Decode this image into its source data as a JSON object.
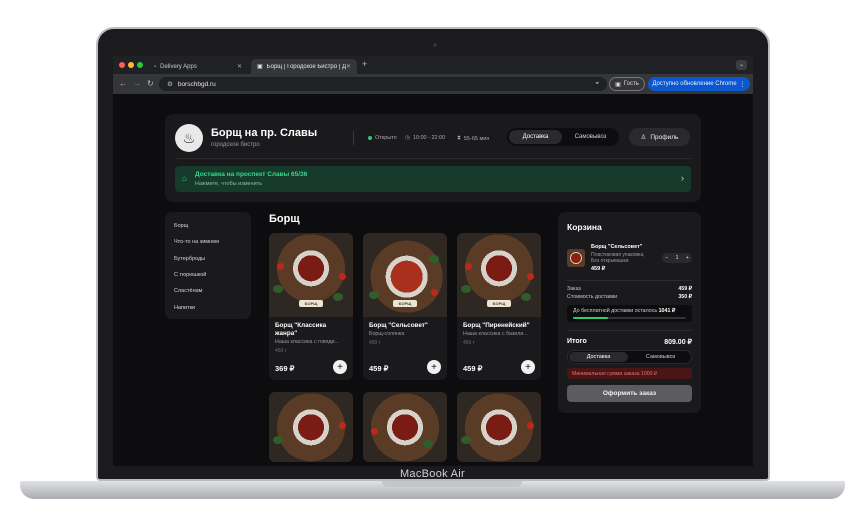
{
  "device": {
    "label": "MacBook Air"
  },
  "browser": {
    "tabs": [
      {
        "title": "Delivery Apps",
        "active": false
      },
      {
        "title": "Борщ | Городское Бистро | Д",
        "active": true
      }
    ],
    "url": "borschbgd.ru",
    "guest_label": "Гость",
    "update_label": "Доступно обновление Chrome",
    "icons": [
      "back-icon",
      "forward-icon",
      "reload-icon",
      "site-info-icon",
      "location-icon",
      "guest-icon",
      "menu-dots-icon"
    ]
  },
  "header": {
    "title": "Борщ на пр. Славы",
    "subtitle": "городское бистро",
    "status": "Открыто",
    "hours": "10:00 - 22:00",
    "eta": "55-65 мин",
    "mode_options": [
      "Доставка",
      "Самовывоз"
    ],
    "profile_label": "Профиль",
    "status_color": "#2ecc71"
  },
  "delivery": {
    "title": "Доставка на проспект Славы 65/36",
    "subtitle": "Нажмите, чтобы изменить",
    "accent": "#39d98a"
  },
  "sidebar": {
    "items": [
      "Борщ",
      "Что-то на зимнем",
      "Бутерброды",
      "С тюрюшкой",
      "Сластёнам",
      "Напитки"
    ]
  },
  "menu": {
    "section_title": "Борщ",
    "add_label": "+",
    "items": [
      {
        "name": "Борщ \"Классика жанра\"",
        "desc": "Наша классика с говяди...",
        "weight": "450 г",
        "price": "369 ₽"
      },
      {
        "name": "Борщ \"Сельсовет\"",
        "desc": "Борщ-солянка",
        "weight": "450 г",
        "price": "459 ₽"
      },
      {
        "name": "Борщ \"Пиренейский\"",
        "desc": "Наша классика с базили...",
        "weight": "450 г",
        "price": "459 ₽"
      }
    ],
    "photo_tag": "БОРЩ"
  },
  "cart": {
    "title": "Корзина",
    "item": {
      "name": "Борщ \"Сельсовет\"",
      "desc": "Пластиковая упаковка, Без открывашки",
      "price": "459 ₽",
      "qty": "1",
      "minus": "−",
      "plus": "+"
    },
    "order_label": "Заказ",
    "order_value": "459 ₽",
    "delivery_label": "Стоимость доставки",
    "delivery_value": "350 ₽",
    "free_label": "До бесплатной доставки осталось",
    "free_value": "1041 ₽",
    "free_progress": 0.31,
    "total_label": "Итого",
    "total_value": "809.00 ₽",
    "mode_options": [
      "Доставка",
      "Самовывоз"
    ],
    "warning": "Минимальная сумма заказа 1000 ₽",
    "submit_label": "Оформить заказ"
  }
}
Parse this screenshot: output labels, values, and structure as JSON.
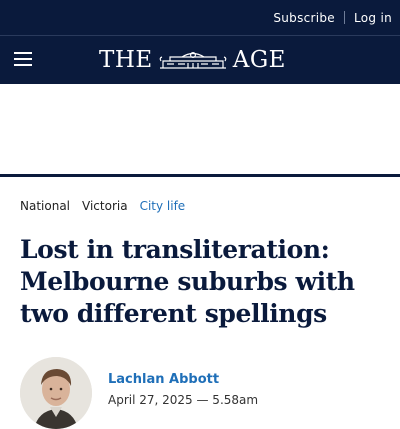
{
  "header": {
    "subscribe_label": "Subscribe",
    "login_label": "Log in",
    "logo_left": "THE",
    "logo_right": "AGE",
    "background": "#0a1a3c"
  },
  "breadcrumbs": [
    "National",
    "Victoria",
    "City life"
  ],
  "article": {
    "headline": "Lost in transliteration: Melbourne suburbs with two different spellings",
    "author": "Lachlan Abbott",
    "date": "April 27, 2025 — 5.58am"
  },
  "colors": {
    "navy": "#0a1a3c",
    "link_blue": "#1f6fb8"
  }
}
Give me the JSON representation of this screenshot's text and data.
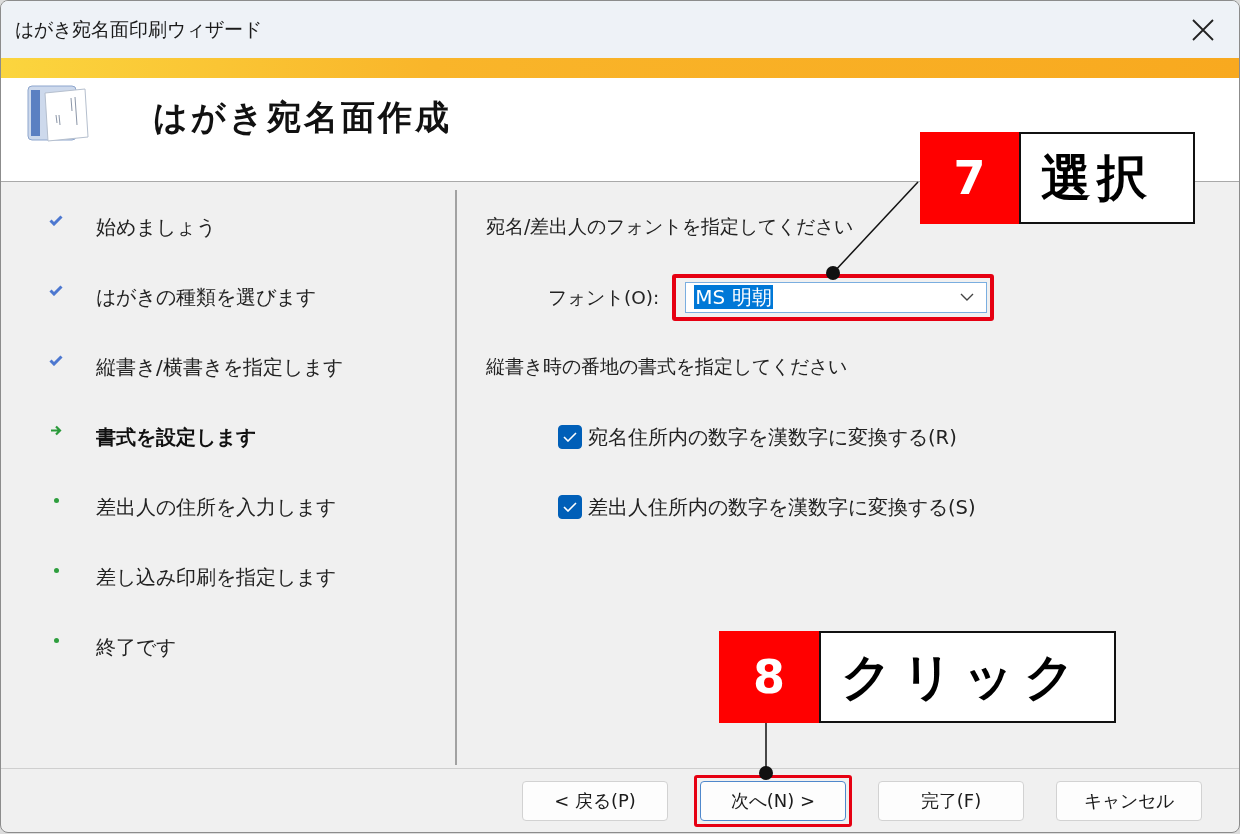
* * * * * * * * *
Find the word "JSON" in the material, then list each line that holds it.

**WRITTEN SOLUTION:**
Decode this image into its source data as a JSON object.
Parse this screenshot: output labels, values, and structure as JSON.
Give me the JSON representation of this screenshot's text and data.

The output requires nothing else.